EXERCISE INSTRUCTIONS:
Given the listing that follows, report all lines in which the string "Serviços" occurs.

DATA RECORDS:
○ ○ ○ ○ ○
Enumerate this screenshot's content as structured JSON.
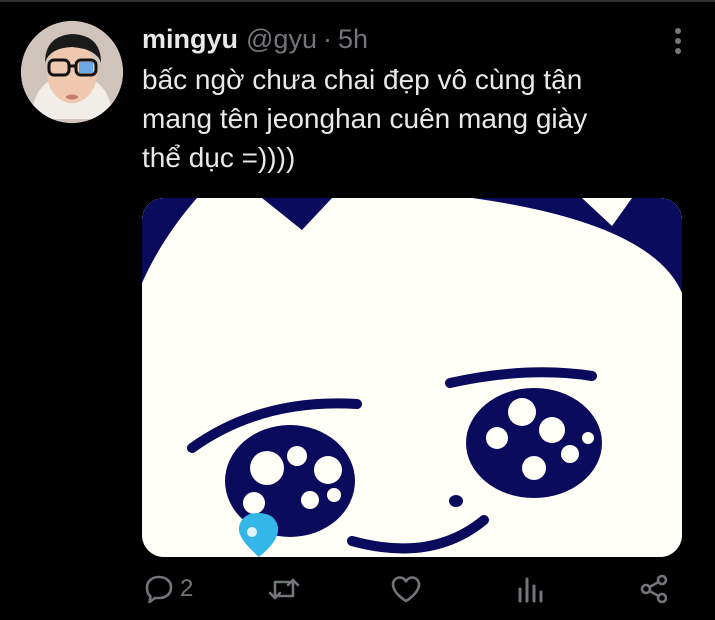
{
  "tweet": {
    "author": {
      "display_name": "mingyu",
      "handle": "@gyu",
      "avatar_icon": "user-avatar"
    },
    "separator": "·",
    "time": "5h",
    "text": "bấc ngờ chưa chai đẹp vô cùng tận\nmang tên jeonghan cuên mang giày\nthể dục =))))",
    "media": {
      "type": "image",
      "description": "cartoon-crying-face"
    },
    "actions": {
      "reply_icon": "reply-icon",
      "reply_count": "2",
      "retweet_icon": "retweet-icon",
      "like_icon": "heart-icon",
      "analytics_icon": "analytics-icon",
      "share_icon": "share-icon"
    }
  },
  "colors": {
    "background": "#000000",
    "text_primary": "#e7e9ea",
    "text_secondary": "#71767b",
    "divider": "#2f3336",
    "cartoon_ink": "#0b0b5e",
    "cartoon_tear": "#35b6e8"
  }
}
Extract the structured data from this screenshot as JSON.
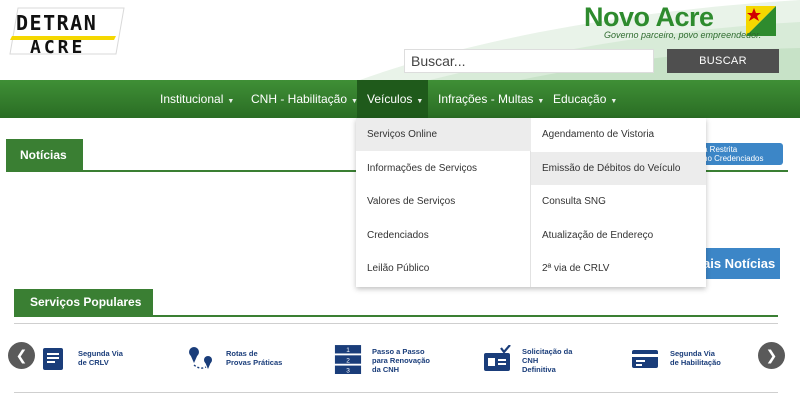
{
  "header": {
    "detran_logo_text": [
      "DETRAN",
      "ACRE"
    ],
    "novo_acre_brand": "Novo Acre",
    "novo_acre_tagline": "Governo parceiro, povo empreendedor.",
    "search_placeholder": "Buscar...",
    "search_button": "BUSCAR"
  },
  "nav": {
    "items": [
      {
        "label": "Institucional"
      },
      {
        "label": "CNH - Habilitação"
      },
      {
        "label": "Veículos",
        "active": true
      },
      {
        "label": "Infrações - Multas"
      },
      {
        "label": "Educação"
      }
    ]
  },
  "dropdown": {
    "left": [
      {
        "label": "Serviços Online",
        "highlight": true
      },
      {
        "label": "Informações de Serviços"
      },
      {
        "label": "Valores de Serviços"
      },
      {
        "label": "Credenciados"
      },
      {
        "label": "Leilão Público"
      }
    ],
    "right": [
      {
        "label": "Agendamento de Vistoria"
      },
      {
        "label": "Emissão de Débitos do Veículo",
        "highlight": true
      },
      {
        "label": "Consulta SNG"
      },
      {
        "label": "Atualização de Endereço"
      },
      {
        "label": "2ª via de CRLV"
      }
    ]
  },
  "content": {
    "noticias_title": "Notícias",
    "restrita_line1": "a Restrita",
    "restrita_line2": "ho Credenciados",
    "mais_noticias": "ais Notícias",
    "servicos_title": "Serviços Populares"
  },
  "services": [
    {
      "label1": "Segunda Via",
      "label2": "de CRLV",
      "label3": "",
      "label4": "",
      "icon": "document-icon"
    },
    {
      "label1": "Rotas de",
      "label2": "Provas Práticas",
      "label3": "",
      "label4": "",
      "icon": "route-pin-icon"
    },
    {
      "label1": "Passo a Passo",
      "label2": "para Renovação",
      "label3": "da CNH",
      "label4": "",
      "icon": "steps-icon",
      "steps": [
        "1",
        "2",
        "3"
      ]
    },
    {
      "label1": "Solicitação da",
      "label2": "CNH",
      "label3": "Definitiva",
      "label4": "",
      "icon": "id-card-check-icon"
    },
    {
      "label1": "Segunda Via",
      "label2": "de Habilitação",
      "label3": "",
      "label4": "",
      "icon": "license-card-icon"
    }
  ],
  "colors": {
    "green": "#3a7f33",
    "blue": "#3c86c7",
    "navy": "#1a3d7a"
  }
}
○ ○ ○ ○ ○
RESULT FOR THIS EXERCISE:
        "label": "Serviços Online",
        "label": "Informações de Serviços"
        "label": "Valores de Serviços"
    "servicos_title": "Serviços Populares"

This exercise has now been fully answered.